The 1952 Olympic Games in Helsinki started in spectacular fashion with Pavvo Nurmi, then aged 55, entering the stadium with the Olympic flame and lighting the cauldron on the ground. Then, young football players carried the torch up to the top of the stadium tower, where another Olympic cauldron was lit by 62-year-old Hannes Kolehmainen.
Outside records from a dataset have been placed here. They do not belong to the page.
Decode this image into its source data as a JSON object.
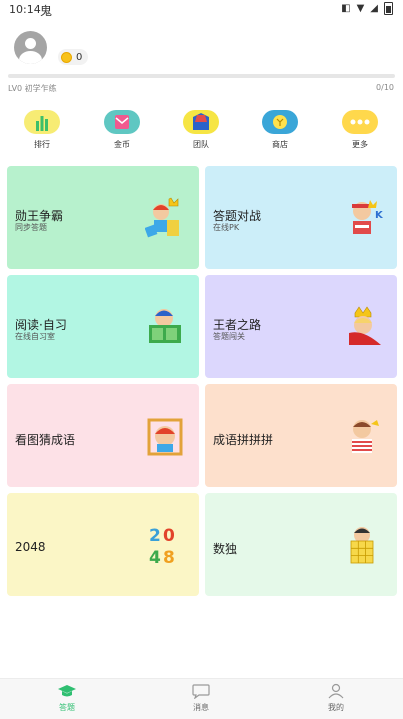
{
  "status_bar": {
    "time": "10:14",
    "ghost_glyph": "鬼"
  },
  "profile": {
    "coins": "0"
  },
  "level": {
    "label": "LV0 初学乍练",
    "progress_text": "0/10",
    "progress_fraction": 0
  },
  "quick_actions": [
    {
      "label": "排行",
      "icon": "ranking-icon",
      "color": "#f7ec74"
    },
    {
      "label": "金币",
      "icon": "coin-mail-icon",
      "color": "#5fc7c2"
    },
    {
      "label": "团队",
      "icon": "team-flag-icon",
      "color": "#f6e544"
    },
    {
      "label": "商店",
      "icon": "store-icon",
      "color": "#3aa6d8"
    },
    {
      "label": "更多",
      "icon": "more-icon",
      "color": "#ffd84c"
    }
  ],
  "cards": [
    {
      "title": "勋王争霸",
      "sub": "同步答题",
      "bg": "#b7f1cd",
      "art": "king-boy-icon"
    },
    {
      "title": "答题对战",
      "sub": "在线PK",
      "bg": "#cceef9",
      "art": "fighter-boy-icon"
    },
    {
      "title": "阅读·自习",
      "sub": "在线自习室",
      "bg": "#b2f6e3",
      "art": "reading-boy-icon"
    },
    {
      "title": "王者之路",
      "sub": "答题闯关",
      "bg": "#dcd7fd",
      "art": "crown-king-icon"
    },
    {
      "title": "看图猜成语",
      "sub": "",
      "bg": "#fde1e7",
      "art": "picture-frame-boy-icon"
    },
    {
      "title": "成语拼拼拼",
      "sub": "",
      "bg": "#fde0cc",
      "art": "striped-boy-icon"
    },
    {
      "title": "2048",
      "sub": "",
      "bg": "#fbf6c6",
      "art": "number-2048-icon"
    },
    {
      "title": "数独",
      "sub": "",
      "bg": "#e5f9e9",
      "art": "sudoku-grid-boy-icon"
    }
  ],
  "bottom_nav": [
    {
      "label": "答题",
      "icon": "graduation-cap-icon",
      "active": true
    },
    {
      "label": "消息",
      "icon": "chat-bubble-icon",
      "active": false
    },
    {
      "label": "我的",
      "icon": "person-icon",
      "active": false
    }
  ],
  "colors": {
    "accent": "#2fbf71",
    "progress_track": "#e6e6e6"
  }
}
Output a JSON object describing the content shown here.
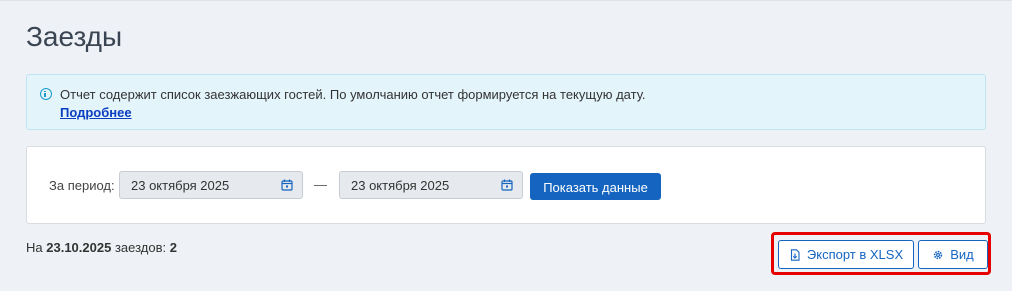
{
  "page": {
    "title": "Заезды"
  },
  "info": {
    "text": "Отчет содержит список заезжающих гостей. По умолчанию отчет формируется на текущую дату.",
    "link": "Подробнее",
    "icon": "info-icon"
  },
  "filter": {
    "period_label": "За период:",
    "date_from": "23 октября 2025",
    "date_to": "23 октября 2025",
    "separator": "—",
    "show_button": "Показать данные",
    "calendar_icon": "calendar-icon"
  },
  "summary": {
    "prefix": "На",
    "date": "23.10.2025",
    "middle": "заездов:",
    "count": "2"
  },
  "toolbar": {
    "export_label": "Экспорт в XLSX",
    "export_icon": "file-download-icon",
    "view_label": "Вид",
    "view_icon": "gear-icon"
  },
  "colors": {
    "accent": "#1565c0",
    "info_bg": "#e3f4fb",
    "highlight": "#e60000",
    "page_bg": "#eef1f5"
  }
}
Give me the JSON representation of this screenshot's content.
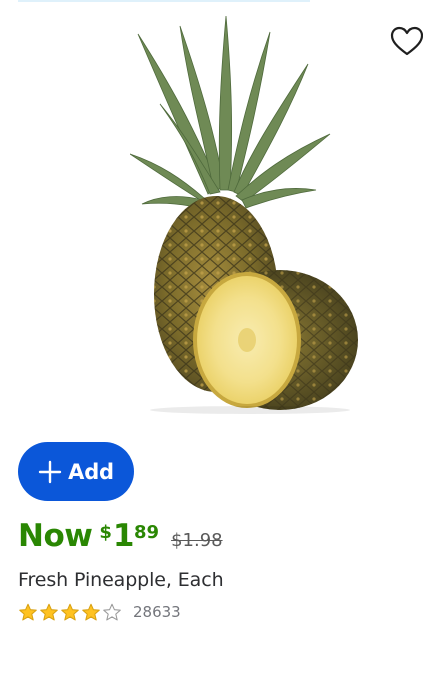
{
  "product": {
    "title": "Fresh Pineapple, Each",
    "image_icon": "pineapple-image",
    "favorite_icon": "heart-outline-icon"
  },
  "actions": {
    "add_label": "Add",
    "add_icon": "plus-icon"
  },
  "price": {
    "now_label": "Now",
    "currency": "$",
    "dollars": "1",
    "cents": "89",
    "was_price": "$1.98"
  },
  "rating": {
    "stars": 4,
    "max_stars": 5,
    "review_count": "28633"
  },
  "colors": {
    "accent_blue": "#0b57d9",
    "price_green": "#2a8703",
    "star_gold": "#ffc220",
    "text_dark": "#2e2f32",
    "text_muted": "#74767c"
  }
}
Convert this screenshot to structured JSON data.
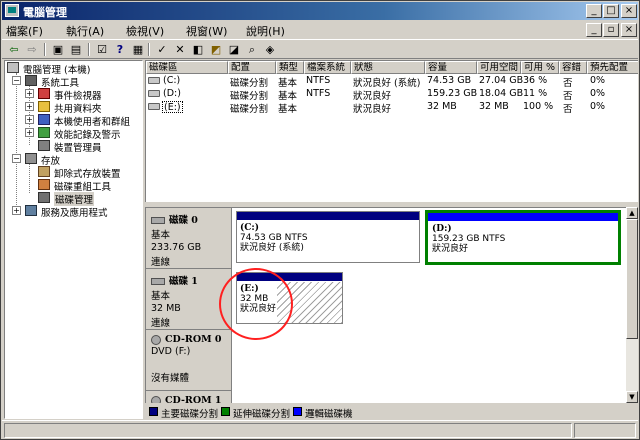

It seemed appropriate that the most impressive achievements in Helsinki should be those of another long-distance runner, Emil Zatopek of Czechoslovakia, who became the only person in Olympic history to win the 5,000, 10,000 and marathon at the same Olympics. The Soviet Union entered the Olympics for the first time. Although their athletes were housed in a separate "village", warnings that Cold War rivalries would lead to clashes proved unfounded. Particularly impressive were the Soviet women gymnasts who won the team competition easily, beginning a streak that would continue for forty years until the Soviet Union broke up into separate republics. One of the first women allowed to compete against men in the equestrian dressage was Lis Hartel of Denmark. Despite being paralyzed below the knees after an attack of polio, Hartel, who had to be helped on and off her horse, won a silver medal. Lars Hall, a carpenter from Sweden, became the first nonmilitary winner of the modern pentathlon. Back in 1924, Bill Havens had been chosen to represent the United States in coxed eights rowing, but declined in order to stay home with his wife, who was expecting their first child. Twenty-eight years later, that child, Frank Havens, won a gold medal in the Canadian singles 10,000m canoeing event.